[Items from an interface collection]

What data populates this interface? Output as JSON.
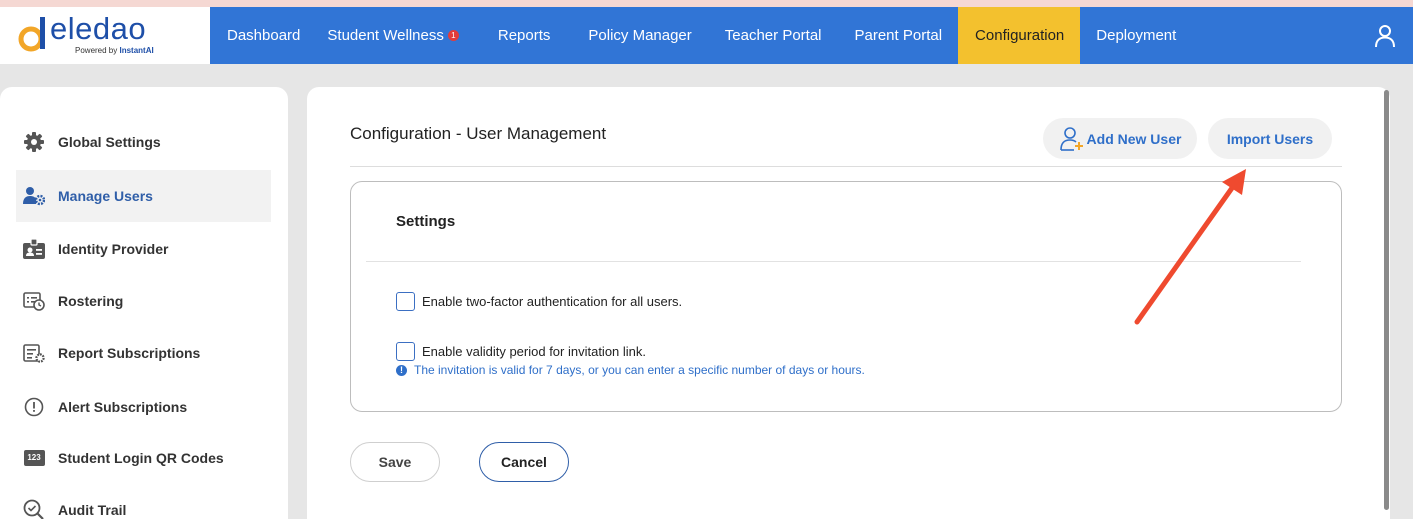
{
  "brand": {
    "name": "eledao",
    "powered_prefix": "Powered by",
    "powered_brand": "InstantAI"
  },
  "nav": {
    "items": [
      {
        "label": "Dashboard",
        "active": false
      },
      {
        "label": "Student Wellness",
        "active": false,
        "badge": "1"
      },
      {
        "label": "Reports",
        "active": false
      },
      {
        "label": "Policy Manager",
        "active": false
      },
      {
        "label": "Teacher Portal",
        "active": false
      },
      {
        "label": "Parent Portal",
        "active": false
      },
      {
        "label": "Configuration",
        "active": true
      },
      {
        "label": "Deployment",
        "active": false
      }
    ],
    "user_icon": "user-icon"
  },
  "sidebar": {
    "items": [
      {
        "label": "Global Settings",
        "icon": "gear-icon",
        "active": false
      },
      {
        "label": "Manage Users",
        "icon": "users-gear-icon",
        "active": true
      },
      {
        "label": "Identity Provider",
        "icon": "id-badge-icon",
        "active": false
      },
      {
        "label": "Rostering",
        "icon": "roster-icon",
        "active": false
      },
      {
        "label": "Report Subscriptions",
        "icon": "report-settings-icon",
        "active": false
      },
      {
        "label": "Alert Subscriptions",
        "icon": "alert-circle-icon",
        "active": false
      },
      {
        "label": "Student Login QR Codes",
        "icon": "numbers-icon",
        "icon_text": "123",
        "active": false
      },
      {
        "label": "Audit Trail",
        "icon": "search-check-icon",
        "active": false
      }
    ]
  },
  "main": {
    "title": "Configuration - User Management",
    "add_user_label": "Add New User",
    "import_users_label": "Import Users",
    "settings": {
      "title": "Settings",
      "two_factor_label": "Enable two-factor authentication for all users.",
      "two_factor_checked": false,
      "validity_label": "Enable validity period for invitation link.",
      "validity_checked": false,
      "hint": "The invitation is valid for 7 days, or you can enter a specific number of days or hours.",
      "hint_icon": "info-icon"
    },
    "save_label": "Save",
    "cancel_label": "Cancel"
  },
  "colors": {
    "header_blue": "#3175d6",
    "active_nav": "#f3c12e",
    "accent_blue": "#2f6fc9",
    "arrow_red": "#ef4a2f"
  }
}
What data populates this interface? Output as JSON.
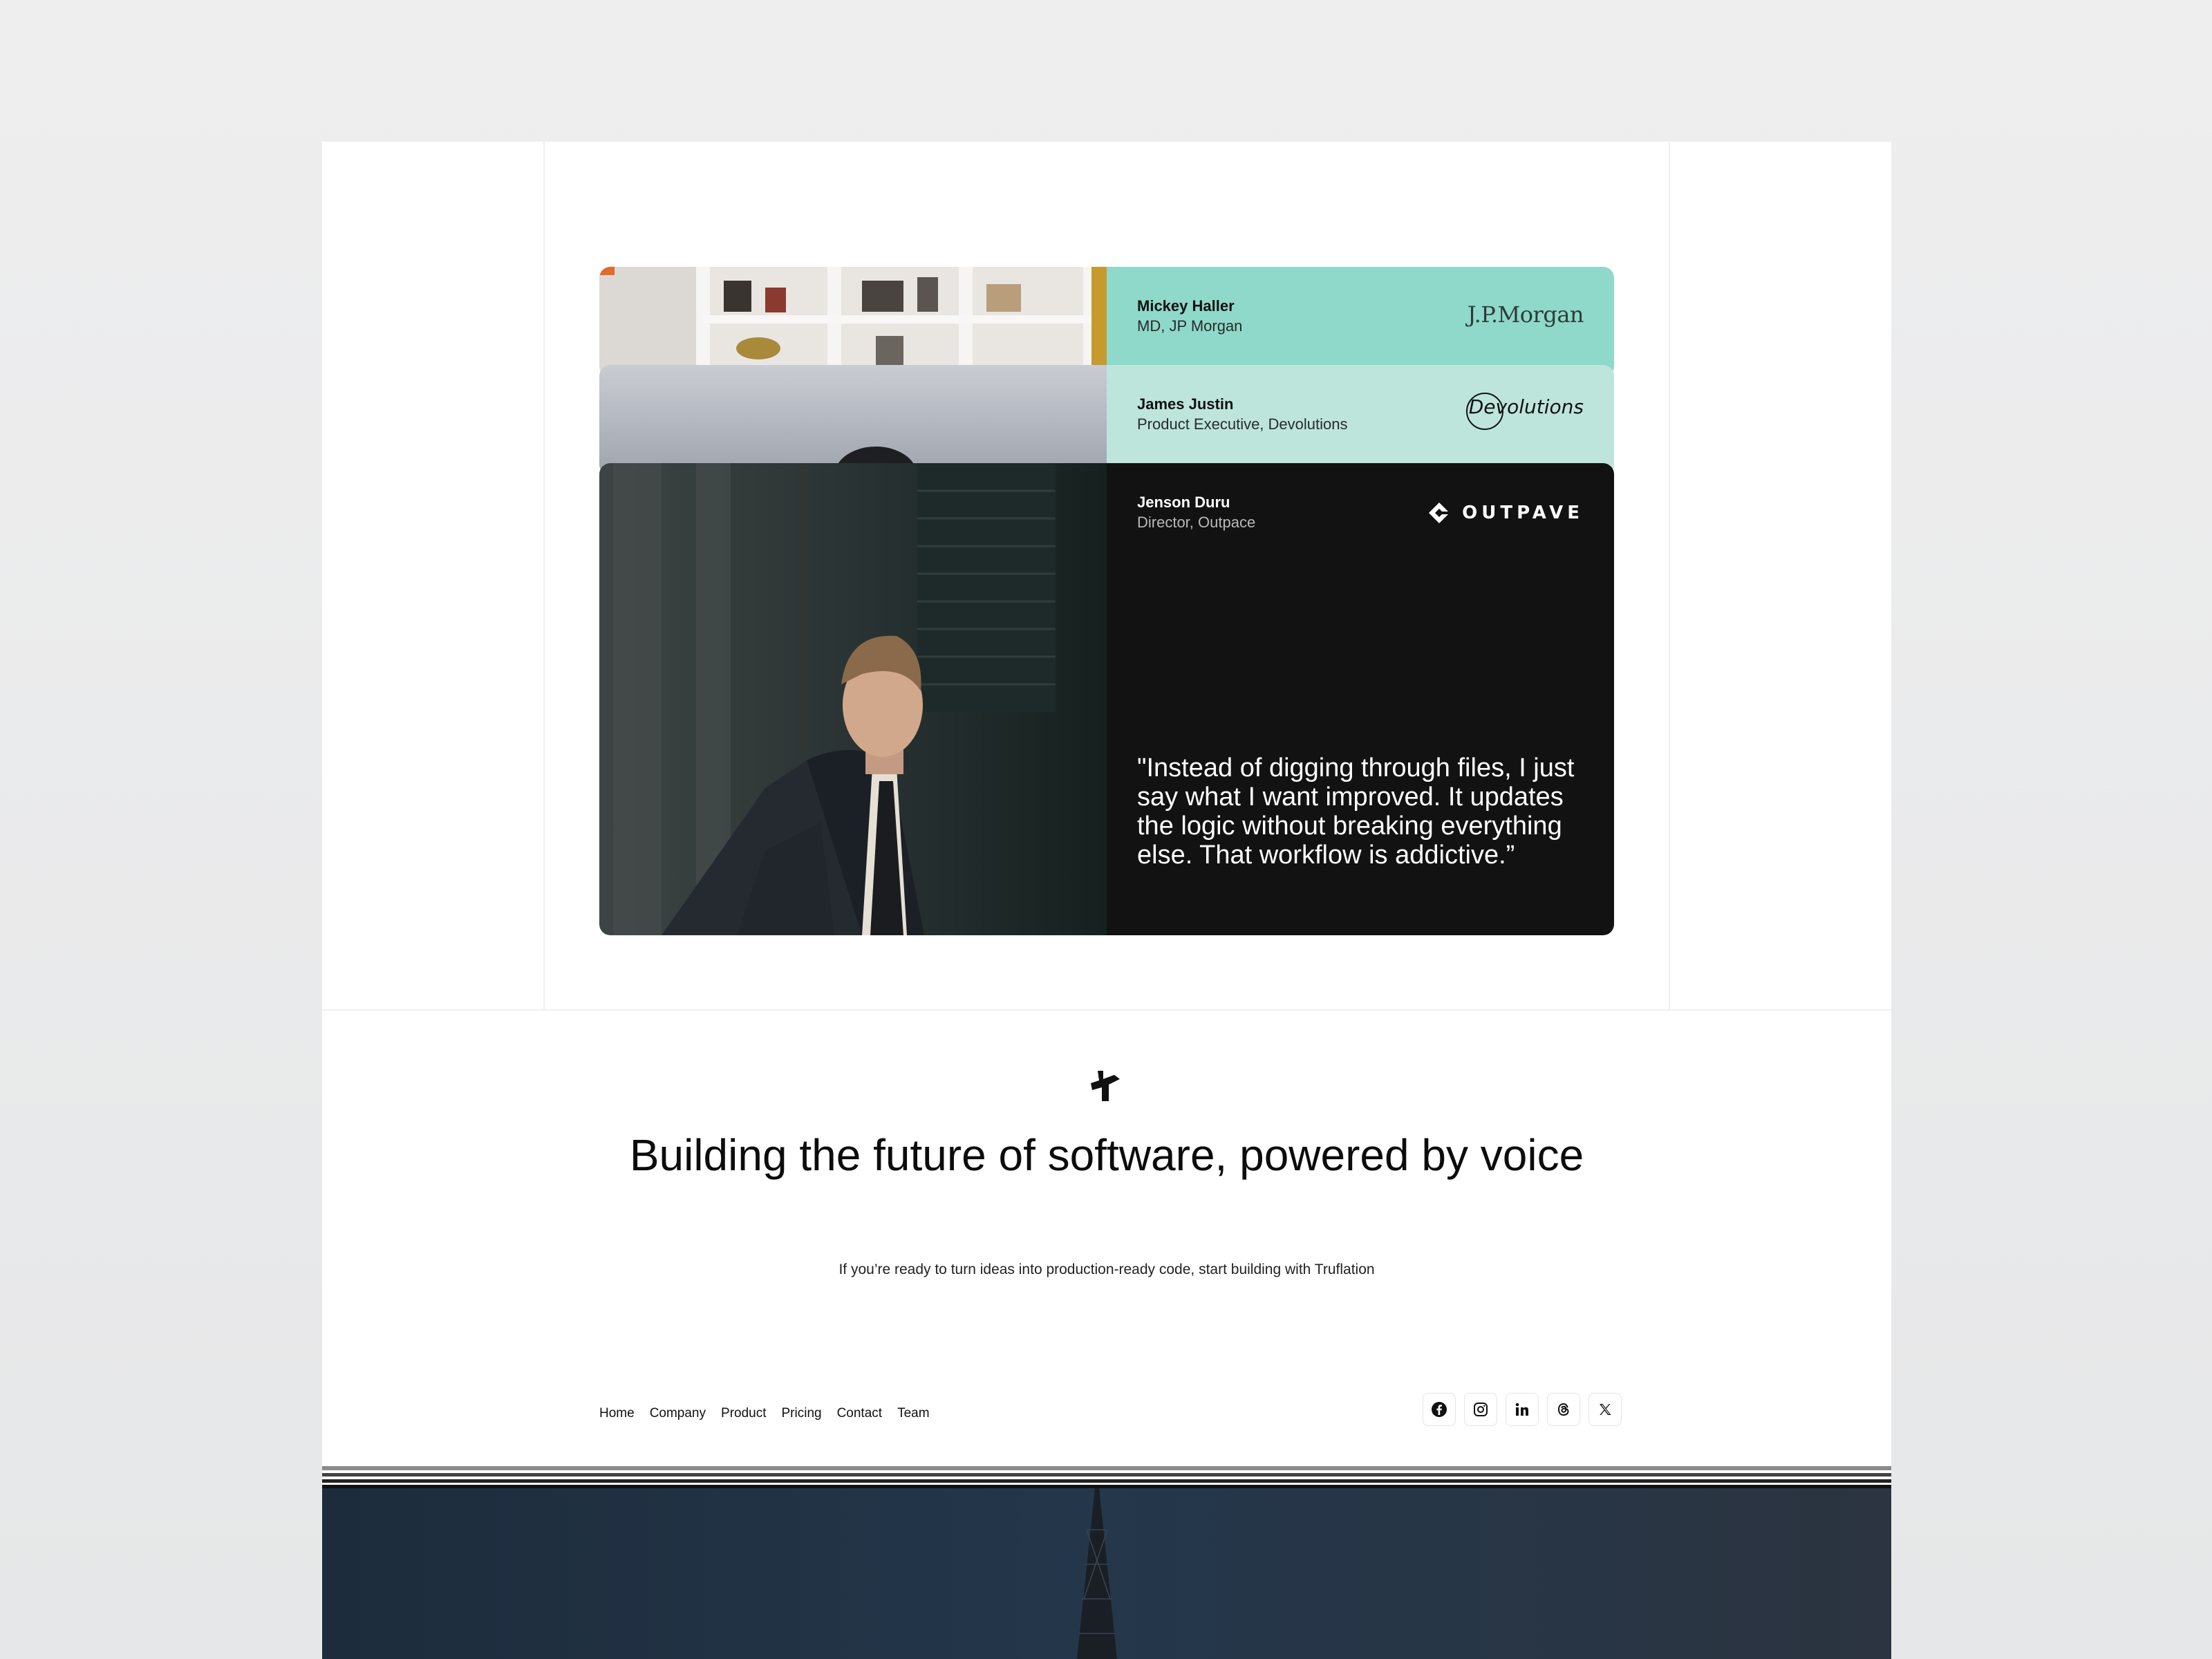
{
  "testimonials": [
    {
      "name": "Mickey Haller",
      "role": "MD, JP Morgan",
      "logo_text": "J.P.Morgan"
    },
    {
      "name": "James Justin",
      "role": "Product Executive, Devolutions",
      "logo_text": "Devolutions"
    },
    {
      "name": "Jenson Duru",
      "role": "Director, Outpace",
      "logo_text": "OUTPAVE",
      "quote": "\"Instead of digging through files, I just say what I want improved. It updates the logic without breaking everything else. That workflow is addictive.”"
    }
  ],
  "cta": {
    "title": "Building the future of software, powered by voice",
    "subtitle": "If you’re ready to turn ideas into production-ready code, start building with Truflation"
  },
  "footer": {
    "nav": [
      "Home",
      "Company",
      "Product",
      "Pricing",
      "Contact",
      "Team"
    ],
    "social": [
      "facebook-icon",
      "instagram-icon",
      "linkedin-icon",
      "threads-icon",
      "x-icon"
    ]
  },
  "colors": {
    "card1_panel": "#8ed9ca",
    "card2_panel": "#bde5dc",
    "card3_panel": "#121212",
    "dark_band": "#24374b"
  }
}
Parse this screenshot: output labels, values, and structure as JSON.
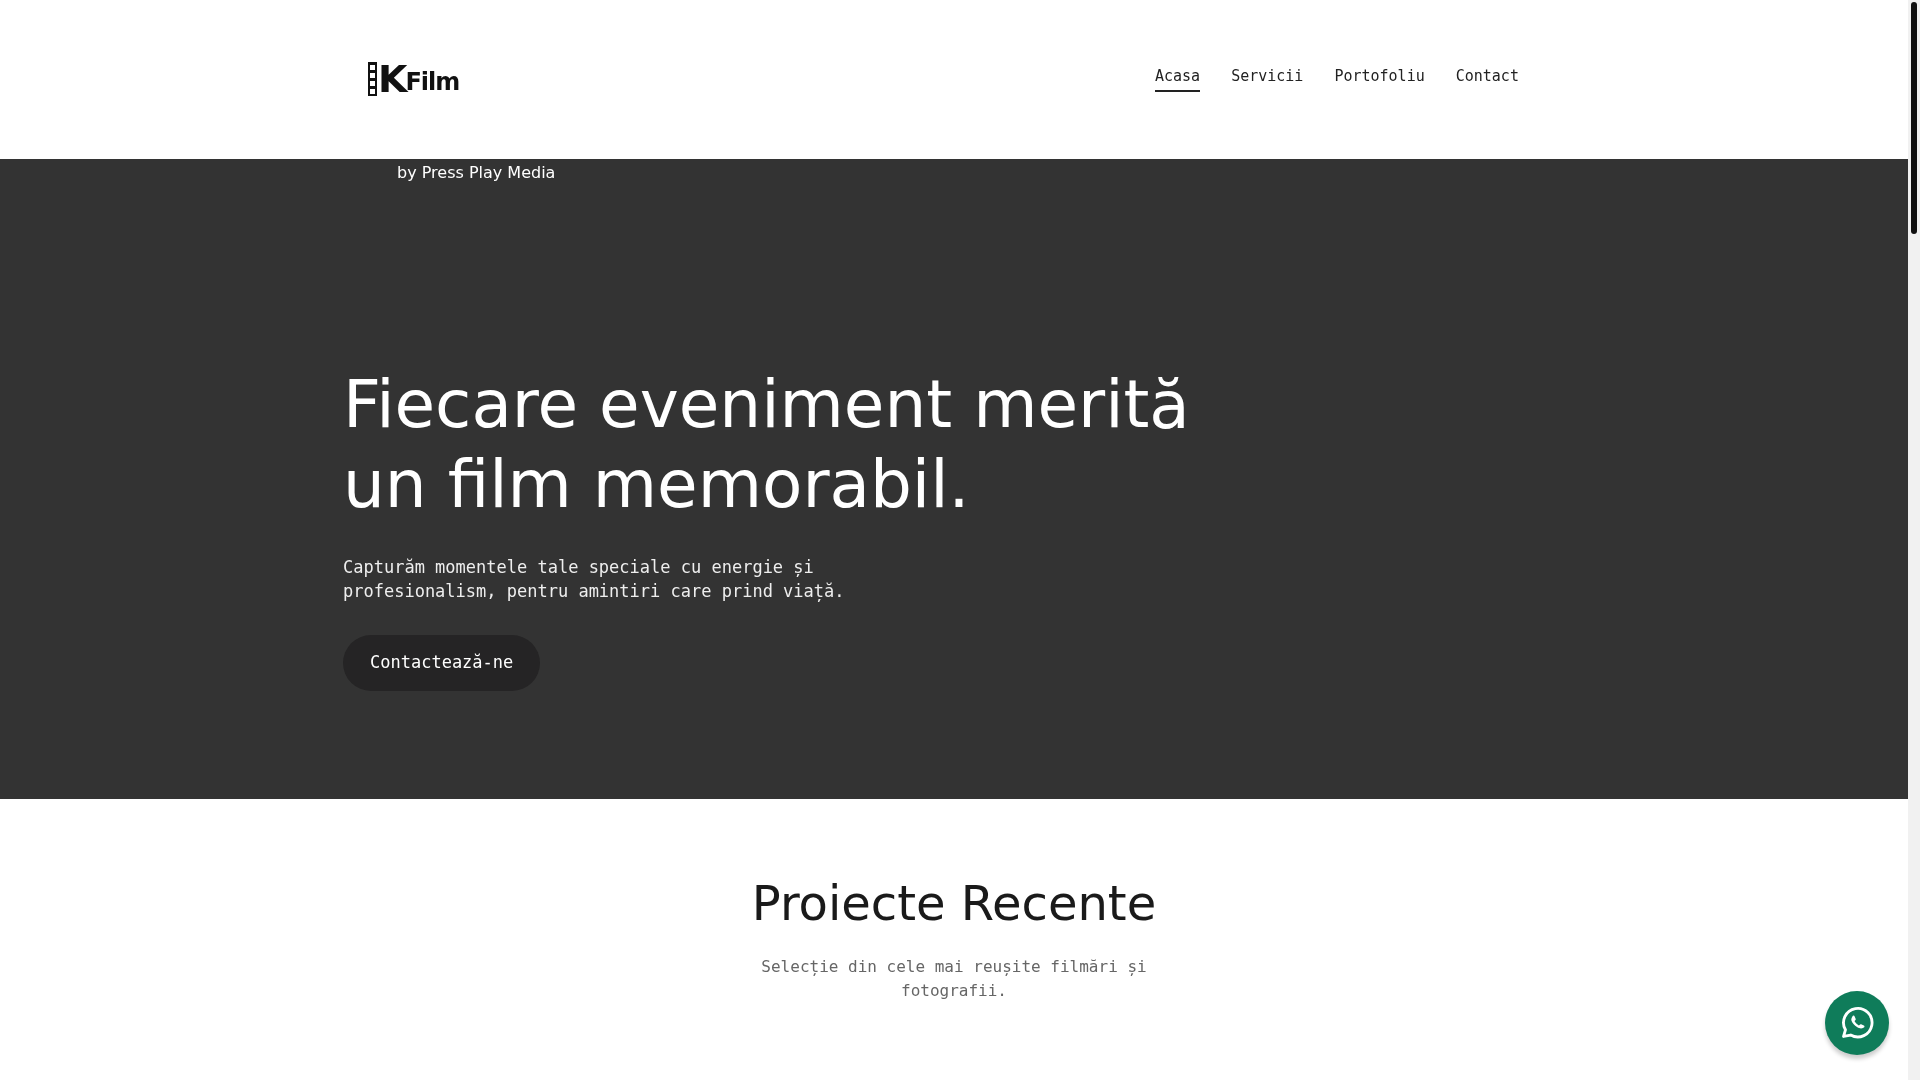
{
  "header": {
    "logo": {
      "mark": "K",
      "name": "Film"
    },
    "nav": [
      {
        "label": "Acasa",
        "selected": true
      },
      {
        "label": "Servicii",
        "selected": false
      },
      {
        "label": "Portofoliu",
        "selected": false
      },
      {
        "label": "Contact",
        "selected": false
      }
    ]
  },
  "hero": {
    "tagline": "by Press Play Media",
    "title_lines": [
      "Fiecare eveniment merită",
      "un film memorabil."
    ],
    "text": "Capturăm momentele tale speciale cu energie și profesionalism, pentru amintiri care prind viață.",
    "button": "Contactează-ne"
  },
  "projects": {
    "title": "Proiecte Recente",
    "subtitle": "Selecție din cele mai reușite filmări și fotografii."
  }
}
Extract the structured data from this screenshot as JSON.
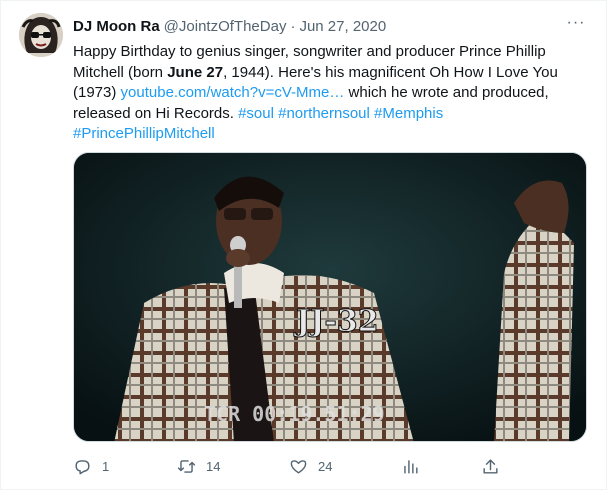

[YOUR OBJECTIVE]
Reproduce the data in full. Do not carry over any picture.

[FINISHED TASK]
What data populates this interface? Output as JSON.
{
  "brand": {
    "name": "eledao",
    "powered_prefix": "Powered by",
    "powered_brand": "InstantAI"
  },
  "nav": {
    "items": [
      {
        "label": "Dashboard",
        "active": false
      },
      {
        "label": "Student Wellness",
        "active": false,
        "badge": "1"
      },
      {
        "label": "Reports",
        "active": false
      },
      {
        "label": "Policy Manager",
        "active": false
      },
      {
        "label": "Teacher Portal",
        "active": false
      },
      {
        "label": "Parent Portal",
        "active": false
      },
      {
        "label": "Configuration",
        "active": true
      },
      {
        "label": "Deployment",
        "active": false
      }
    ],
    "user_icon": "user-icon"
  },
  "sidebar": {
    "items": [
      {
        "label": "Global Settings",
        "icon": "gear-icon",
        "active": false
      },
      {
        "label": "Manage Users",
        "icon": "users-gear-icon",
        "active": true
      },
      {
        "label": "Identity Provider",
        "icon": "id-badge-icon",
        "active": false
      },
      {
        "label": "Rostering",
        "icon": "roster-icon",
        "active": false
      },
      {
        "label": "Report Subscriptions",
        "icon": "report-settings-icon",
        "active": false
      },
      {
        "label": "Alert Subscriptions",
        "icon": "alert-circle-icon",
        "active": false
      },
      {
        "label": "Student Login QR Codes",
        "icon": "numbers-icon",
        "icon_text": "123",
        "active": false
      },
      {
        "label": "Audit Trail",
        "icon": "search-check-icon",
        "active": false
      }
    ]
  },
  "main": {
    "title": "Configuration - User Management",
    "add_user_label": "Add New User",
    "import_users_label": "Import Users",
    "settings": {
      "title": "Settings",
      "two_factor_label": "Enable two-factor authentication for all users.",
      "two_factor_checked": false,
      "validity_label": "Enable validity period for invitation link.",
      "validity_checked": false,
      "hint": "The invitation is valid for 7 days, or you can enter a specific number of days or hours.",
      "hint_icon": "info-icon"
    },
    "save_label": "Save",
    "cancel_label": "Cancel"
  },
  "colors": {
    "header_blue": "#3175d6",
    "active_nav": "#f3c12e",
    "accent_blue": "#2f6fc9",
    "arrow_red": "#ef4a2f"
  }
}
What data populates this interface? Output as JSON.
{
  "testimonials": [
    {
      "name": "Mickey Haller",
      "role": "MD, JP Morgan",
      "logo_text": "J.P.Morgan"
    },
    {
      "name": "James Justin",
      "role": "Product Executive, Devolutions",
      "logo_text": "Devolutions"
    },
    {
      "name": "Jenson Duru",
      "role": "Director, Outpace",
      "logo_text": "OUTPAVE",
      "quote": "\"Instead of digging through files, I just say what I want improved. It updates the logic without breaking everything else. That workflow is addictive.”"
    }
  ],
  "cta": {
    "title": "Building the future of software, powered by voice",
    "subtitle": "If you’re ready to turn ideas into production-ready code, start building with Truflation"
  },
  "footer": {
    "nav": [
      "Home",
      "Company",
      "Product",
      "Pricing",
      "Contact",
      "Team"
    ],
    "social": [
      "facebook-icon",
      "instagram-icon",
      "linkedin-icon",
      "threads-icon",
      "x-icon"
    ]
  },
  "colors": {
    "card1_panel": "#8ed9ca",
    "card2_panel": "#bde5dc",
    "card3_panel": "#121212",
    "dark_band": "#24374b"
  }
}
Parse this screenshot: output labels, values, and structure as JSON.
{
  "header": {
    "logo": {
      "mark": "K",
      "name": "Film"
    },
    "nav": [
      {
        "label": "Acasa",
        "selected": true
      },
      {
        "label": "Servicii",
        "selected": false
      },
      {
        "label": "Portofoliu",
        "selected": false
      },
      {
        "label": "Contact",
        "selected": false
      }
    ]
  },
  "hero": {
    "tagline": "by Press Play Media",
    "title_lines": [
      "Fiecare eveniment merită",
      "un film memorabil."
    ],
    "text": "Capturăm momentele tale speciale cu energie și profesionalism, pentru amintiri care prind viață.",
    "button": "Contactează-ne"
  },
  "projects": {
    "title": "Proiecte Recente",
    "subtitle": "Selecție din cele mai reușite filmări și fotografii."
  }
}
Extract the structured data from this screenshot as JSON.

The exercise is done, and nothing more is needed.